Update: With one signature, New York City Mayor Bill de Blasio set the record straight: Public sentiment for animal-abusing circuses decays more and more every day, and New Yorkers won’t have the cruelty in their city.
It's official. Wild and exotic animals will be banned from circuses in New York City. pic.twitter.com/Ha85wZAxGI
— Mayor Bill de Blasio (@NYCMayor) July 28, 2017
With signing Intro 1233, which bans wild and exotic animals from circuses in the city, New York City has told the world that wild animals don’t exist for our entertainment.
We are banning exotic animals from circuses in NYC because we're looking out for New Yorkers big and small, furry and tall. pic.twitter.com/YJ4j6Ahycb
— NYC Mayor's Office (@NYCMayorsOffice) July 28, 2017
This outstanding victory will have a ripple effect around the world, confirming that animals in circuses are not willing performers. Thank you, New York City!
Originally published June 21, 2017
Chalk up yet another resounding victory for animals in circuses. In a 43-6 vote, New York City Council Members have prohibited all traveling circuses from bringing wild animals into the city. Right on the heels of Ringling Bros. circus’s final show and as Los Angeles considers a similar ban, it has never been more clear that people don’t want to watch scared, confused animals perform pointless tricks.
— PETA (@peta) October 23, 2016
New York City Council Member Rosie Méndez first introduced a version of this groundbreaking bill 11 years ago, and she’s been working to see it passed ever since. Her cosponsor, Council Member Corey Johnson, pulverized Ringling representatives at a hearing about the bill last year in a verbal match that would make any animal advocate proud.

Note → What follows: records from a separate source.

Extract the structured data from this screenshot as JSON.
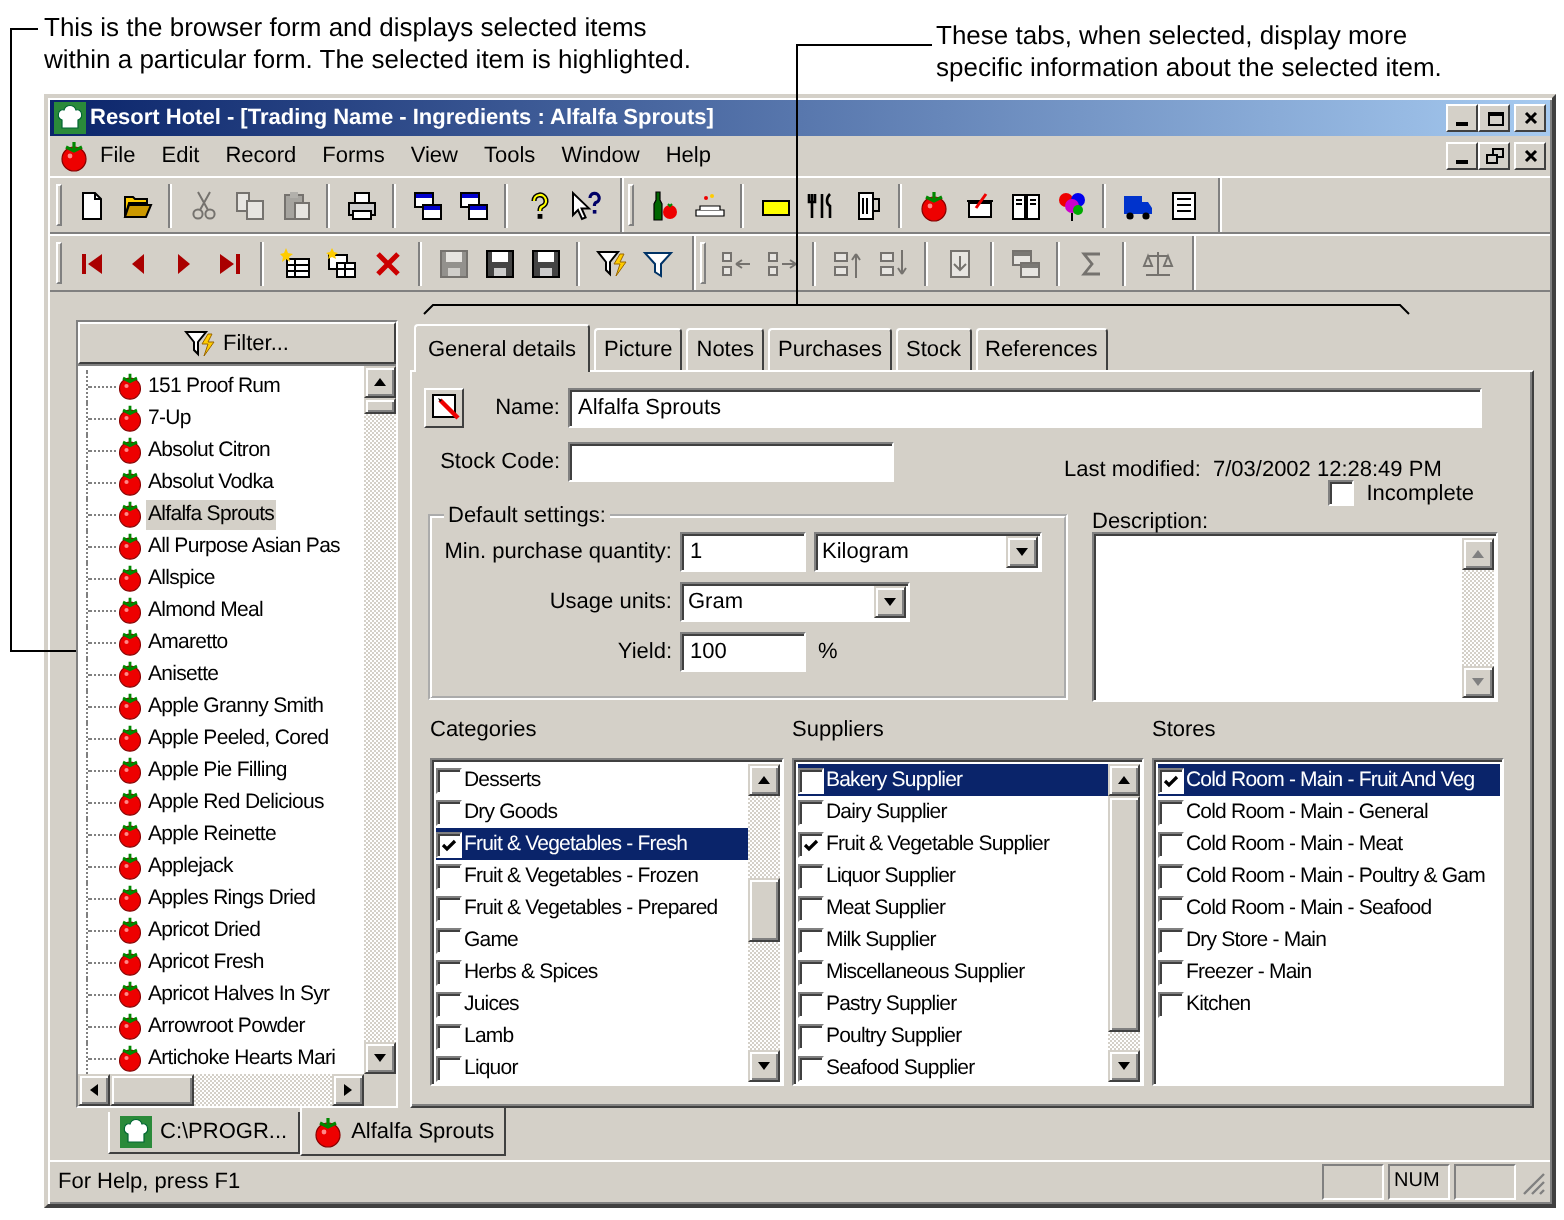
{
  "callouts": [
    {
      "text": "This is the browser form and displays selected items\nwithin a particular form. The selected item is highlighted."
    },
    {
      "text": "These tabs, when selected, display more\nspecific information about the selected item."
    }
  ],
  "window": {
    "title": "Resort Hotel - [Trading Name - Ingredients : Alfalfa Sprouts]"
  },
  "menu": [
    "File",
    "Edit",
    "Record",
    "Forms",
    "View",
    "Tools",
    "Window",
    "Help"
  ],
  "toolbar_rows": [
    {
      "toolbars": [
        {
          "groups": [
            [
              {
                "disabled": false
              },
              {
                "disabled": false
              }
            ],
            [
              {
                "disabled": true
              },
              {
                "disabled": true
              },
              {
                "disabled": true
              }
            ],
            [
              {
                "disabled": false
              }
            ],
            [
              {
                "disabled": false
              },
              {
                "disabled": false
              }
            ],
            [
              {
                "disabled": false
              },
              {
                "disabled": false
              }
            ]
          ]
        },
        {
          "groups": [
            [
              {
                "disabled": false
              },
              {
                "disabled": false
              }
            ],
            [
              {
                "disabled": false
              },
              {
                "disabled": false
              },
              {
                "disabled": false
              }
            ],
            [
              {
                "disabled": false
              },
              {
                "disabled": false
              },
              {
                "disabled": false
              },
              {
                "disabled": false
              }
            ],
            [
              {
                "disabled": false
              },
              {
                "disabled": false
              }
            ]
          ]
        }
      ]
    },
    {
      "toolbars": [
        {
          "groups": [
            [
              {
                "disabled": false
              },
              {
                "disabled": false
              },
              {
                "disabled": false
              },
              {
                "disabled": false
              }
            ],
            [
              {
                "disabled": false
              },
              {
                "disabled": false
              },
              {
                "disabled": false
              }
            ],
            [
              {
                "disabled": true
              },
              {
                "disabled": false
              },
              {
                "disabled": false
              }
            ],
            [
              {
                "disabled": false
              },
              {
                "disabled": false
              }
            ]
          ]
        },
        {
          "groups": [
            [
              {
                "disabled": true
              },
              {
                "disabled": true
              }
            ],
            [
              {
                "disabled": true
              },
              {
                "disabled": true
              }
            ],
            [
              {
                "disabled": true
              }
            ],
            [
              {
                "disabled": true
              }
            ],
            [
              {
                "disabled": true
              }
            ],
            [
              {
                "disabled": true
              }
            ]
          ]
        }
      ]
    }
  ],
  "browser": {
    "filter_button": "Filter...",
    "items": [
      {
        "label": "151 Proof Rum",
        "selected": false
      },
      {
        "label": "7-Up",
        "selected": false
      },
      {
        "label": "Absolut Citron",
        "selected": false
      },
      {
        "label": "Absolut Vodka",
        "selected": false
      },
      {
        "label": "Alfalfa Sprouts",
        "selected": true
      },
      {
        "label": "All Purpose Asian Pas",
        "selected": false
      },
      {
        "label": "Allspice",
        "selected": false
      },
      {
        "label": "Almond Meal",
        "selected": false
      },
      {
        "label": "Amaretto",
        "selected": false
      },
      {
        "label": "Anisette",
        "selected": false
      },
      {
        "label": "Apple Granny Smith",
        "selected": false
      },
      {
        "label": "Apple Peeled, Cored",
        "selected": false
      },
      {
        "label": "Apple Pie Filling",
        "selected": false
      },
      {
        "label": "Apple Red Delicious",
        "selected": false
      },
      {
        "label": "Apple Reinette",
        "selected": false
      },
      {
        "label": "Applejack",
        "selected": false
      },
      {
        "label": "Apples Rings Dried",
        "selected": false
      },
      {
        "label": "Apricot Dried",
        "selected": false
      },
      {
        "label": "Apricot Fresh",
        "selected": false
      },
      {
        "label": "Apricot Halves In Syr",
        "selected": false
      },
      {
        "label": "Arrowroot Powder",
        "selected": false
      },
      {
        "label": "Artichoke Hearts Mari",
        "selected": false
      }
    ]
  },
  "tabs": [
    {
      "label": "General details",
      "selected": true
    },
    {
      "label": "Picture",
      "selected": false
    },
    {
      "label": "Notes",
      "selected": false
    },
    {
      "label": "Purchases",
      "selected": false
    },
    {
      "label": "Stock",
      "selected": false
    },
    {
      "label": "References",
      "selected": false
    }
  ],
  "details": {
    "name_label": "Name:",
    "name": "Alfalfa Sprouts",
    "stock_code_label": "Stock Code:",
    "last_modified_label": "Last modified:",
    "last_modified": "7/03/2002 12:28:49 PM",
    "incomplete": {
      "label": "Incomplete",
      "checked": false
    },
    "default_settings": {
      "title": "Default settings:",
      "min_qty_label": "Min. purchase quantity:",
      "min_qty": "1",
      "min_qty_unit": "Kilogram",
      "usage_units_label": "Usage units:",
      "usage_units": "Gram",
      "yield_label": "Yield:",
      "yield": "100",
      "yield_unit": "%"
    },
    "description_label": "Description:"
  },
  "lists": [
    {
      "title": "Categories",
      "items": [
        {
          "label": "Desserts",
          "checked": false,
          "selected": false
        },
        {
          "label": "Dry Goods",
          "checked": false,
          "selected": false
        },
        {
          "label": "Fruit & Vegetables - Fresh",
          "checked": true,
          "selected": true
        },
        {
          "label": "Fruit & Vegetables - Frozen",
          "checked": false,
          "selected": false
        },
        {
          "label": "Fruit & Vegetables - Prepared",
          "checked": false,
          "selected": false
        },
        {
          "label": "Game",
          "checked": false,
          "selected": false
        },
        {
          "label": "Herbs & Spices",
          "checked": false,
          "selected": false
        },
        {
          "label": "Juices",
          "checked": false,
          "selected": false
        },
        {
          "label": "Lamb",
          "checked": false,
          "selected": false
        },
        {
          "label": "Liquor",
          "checked": false,
          "selected": false
        }
      ]
    },
    {
      "title": "Suppliers",
      "items": [
        {
          "label": "Bakery Supplier",
          "checked": false,
          "selected": true
        },
        {
          "label": "Dairy Supplier",
          "checked": false,
          "selected": false
        },
        {
          "label": "Fruit & Vegetable Supplier",
          "checked": true,
          "selected": false
        },
        {
          "label": "Liquor Supplier",
          "checked": false,
          "selected": false
        },
        {
          "label": "Meat Supplier",
          "checked": false,
          "selected": false
        },
        {
          "label": "Milk Supplier",
          "checked": false,
          "selected": false
        },
        {
          "label": "Miscellaneous Supplier",
          "checked": false,
          "selected": false
        },
        {
          "label": "Pastry Supplier",
          "checked": false,
          "selected": false
        },
        {
          "label": "Poultry Supplier",
          "checked": false,
          "selected": false
        },
        {
          "label": "Seafood Supplier",
          "checked": false,
          "selected": false
        }
      ]
    },
    {
      "title": "Stores",
      "items": [
        {
          "label": "Cold Room - Main - Fruit And Veg",
          "checked": true,
          "selected": true
        },
        {
          "label": "Cold Room - Main - General",
          "checked": false,
          "selected": false
        },
        {
          "label": "Cold Room - Main - Meat",
          "checked": false,
          "selected": false
        },
        {
          "label": "Cold Room - Main - Poultry & Gam",
          "checked": false,
          "selected": false
        },
        {
          "label": "Cold Room - Main - Seafood",
          "checked": false,
          "selected": false
        },
        {
          "label": "Dry Store - Main",
          "checked": false,
          "selected": false
        },
        {
          "label": "Freezer - Main",
          "checked": false,
          "selected": false
        },
        {
          "label": "Kitchen",
          "checked": false,
          "selected": false
        }
      ]
    }
  ],
  "document_tabs": [
    {
      "label": "C:\\PROGR...",
      "kind": "app",
      "selected": false
    },
    {
      "label": "Alfalfa Sprouts",
      "kind": "ingredient",
      "selected": true
    }
  ],
  "status_bar": {
    "text": "For Help, press F1",
    "indicators": [
      "NUM"
    ]
  }
}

New York City residents called and e-mailed their council members urging them to pass the measure. And PETA members across the country stood outside circus performances, rain or shine, with protest signs held high.
Today, all their efforts have come to fruition. Among the animals who will be helped by the ban are the elephants and zebras used in UniverSoul Circus’ notoriously cruel shows. When the ban takes effect, they’ll never be beaten and forced to perform in New York City again, and they’re one step closer to freedom from cages.
PETA’s senior vice president of campaigns, Dan Mathews, who’s spent years pushing for New York City’s circus and horse-drawn carriage bans, said, “Wild animals have been suffering in New York City circuses since 1794, when monkeys were forced to perform at Ricketts’ Circus on Broadway. Council Members Rosie Méndez and Corey Johnson have made history—and made New York a much more civilized city.”
For circuses still abusing animals, the message is loud and clear: The future of entertainment is animal-free.
What You Can Do
Help keep the victories coming. Tell UniverSoul Circus and Garden Bros. Circus to showcase only willing human performers and end the animal acts.